To say that the NEPA has been a success would be an understatement. The Natural Resources Defense Council (NRDC) compiled an exhaustive list of victories won through the law in nearly every state in the nation, including examples that saved taxpayers millions of dollars and created jobs. The NEPA is a tool for government accountability and for providing local communities with a voice, allowing them to express when a federal project would actually hurt the local economy and ecosystem in a ways that might not be taken into account. This is something that conservatives, who typically tout the belief that the federal government should be limited in its powers and law making should be made at the local level, should applaud as it erodes what would be otherwise unchecked federal power. It would also stand to reason that a political ideology with "conserve" in its name may want to conserve land and communities — but apparently not.
That has not been the case under the Trump administration, which has gone past simply denying the existence of climate change to actively contributing to it at every opportunity. The New York Times has tracked 95 rollbacks of environmental protections during the Trump administration's reign, ranging from entirely upending the Endangered Species Act to stripping away regulations for coal plants to allow them to pollute more. Trump operates with a complete misunderstanding of the environment and how humans affect it, so it is perhaps not a surprise to see his administration act on those beliefs by stripping away environmental protections — but these decisions will almost certainly carry a negative effect on the health of Americans and the planet as a whole. An essay published in the Journal of the American Medical Association in 2018 estimated that Trump's policies could potentially result in 80,000 additional deaths per decade, and we've already seen a decline in air quality since Trump took office.
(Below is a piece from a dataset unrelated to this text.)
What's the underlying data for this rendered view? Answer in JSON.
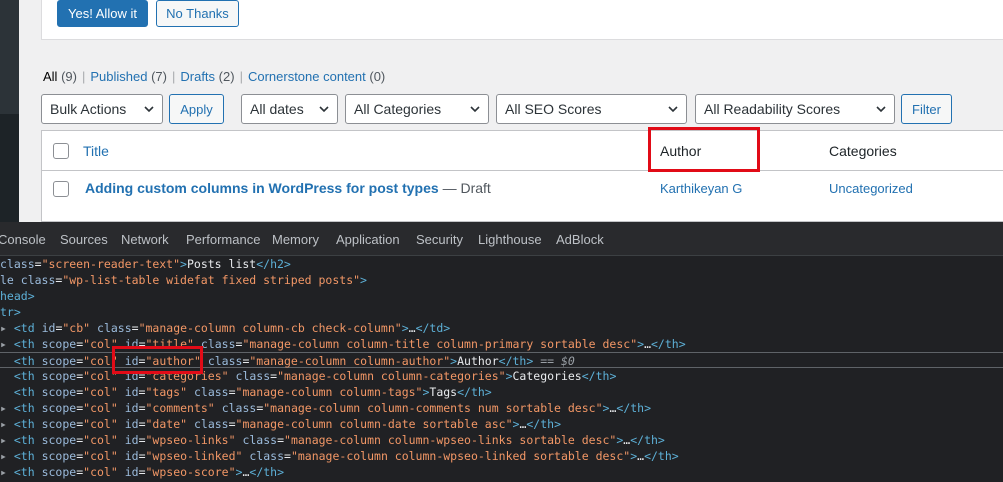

The proposal to eliminate parts of the NEPA should not simply be viewed as anti-environment or anti-climate change — it should be viewed as anti-conservative. By rolling back essential parts of the law that provide voice to otherwise underserved and underheard communities, the Trump administration would reveal who it truly works for: not the forgotten man and woman, who would once again be silenced without the NEPA available to provide voice against potentially invasive and harmful projects, but rather the fossil fuel industry that is more concerned with making a profit than protecting communities and ecosystems. Trump and his cohorts — many of whom are former oil and coal executives and lobbyists — have made it clear that their goal is not to conserve anything but the bottom line for fossil fuel companies.